_WHAT IS BEING ASKED:_ Please reproduce every record, keeping each one exactly as written.

----

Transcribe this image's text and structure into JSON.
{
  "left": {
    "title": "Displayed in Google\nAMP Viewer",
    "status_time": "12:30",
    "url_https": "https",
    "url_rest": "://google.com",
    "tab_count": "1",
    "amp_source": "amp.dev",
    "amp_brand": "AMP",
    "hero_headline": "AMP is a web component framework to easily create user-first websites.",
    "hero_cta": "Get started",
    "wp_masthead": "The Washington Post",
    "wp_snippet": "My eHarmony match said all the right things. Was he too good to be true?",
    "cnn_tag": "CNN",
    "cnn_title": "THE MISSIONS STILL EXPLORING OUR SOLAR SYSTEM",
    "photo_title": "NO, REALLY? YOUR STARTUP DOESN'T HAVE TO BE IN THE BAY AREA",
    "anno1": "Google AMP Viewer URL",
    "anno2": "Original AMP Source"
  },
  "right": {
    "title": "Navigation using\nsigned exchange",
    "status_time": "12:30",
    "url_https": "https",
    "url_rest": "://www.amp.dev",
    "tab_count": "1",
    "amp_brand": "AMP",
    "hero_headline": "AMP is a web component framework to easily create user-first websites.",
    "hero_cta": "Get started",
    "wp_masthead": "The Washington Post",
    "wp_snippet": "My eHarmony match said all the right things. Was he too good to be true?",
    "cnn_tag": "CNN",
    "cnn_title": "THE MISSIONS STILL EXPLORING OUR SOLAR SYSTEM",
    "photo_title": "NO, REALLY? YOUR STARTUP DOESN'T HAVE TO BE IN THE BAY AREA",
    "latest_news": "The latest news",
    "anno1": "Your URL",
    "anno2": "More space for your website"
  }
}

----

_RESULT BELOW:_
Transcribe this image's text and structure into JSON.
{
  "left": {
    "title": "Displayed in Google\nAMP Viewer",
    "status_time": "12:30",
    "url_https": "https",
    "url_rest": "://google.com",
    "tab_count": "1",
    "amp_source": "amp.dev",
    "amp_brand": "AMP",
    "hero_headline": "AMP is a web component framework to easily create user-first websites.",
    "hero_cta": "Get started",
    "wp_masthead": "The Washington Post",
    "wp_snippet": "My eHarmony match said all the right things. Was he too good to be true?",
    "cnn_tag": "CNN",
    "cnn_title": "THE MISSIONS STILL EXPLORING OUR SOLAR SYSTEM",
    "photo_title": "NO, REALLY? YOUR STARTUP DOESN'T HAVE TO BE IN THE BAY AREA",
    "anno1": "Google AMP Viewer URL",
    "anno2": "Original AMP Source"
  },
  "right": {
    "title": "Navigation using\nsigned exchange",
    "status_time": "12:30",
    "url_https": "https",
    "url_rest": "://www.amp.dev",
    "tab_count": "1",
    "amp_brand": "AMP",
    "hero_headline": "AMP is a web component framework to easily create user-first websites.",
    "hero_cta": "Get started",
    "wp_masthead": "The Washington Post",
    "wp_snippet": "My eHarmony match said all the right things. Was he too good to be true?",
    "cnn_tag": "CNN",
    "cnn_title": "THE MISSIONS STILL EXPLORING OUR SOLAR SYSTEM",
    "photo_title": "NO, REALLY? YOUR STARTUP DOESN'T HAVE TO BE IN THE BAY AREA",
    "latest_news": "The latest news",
    "anno1": "Your URL",
    "anno2": "More space for your website"
  }
}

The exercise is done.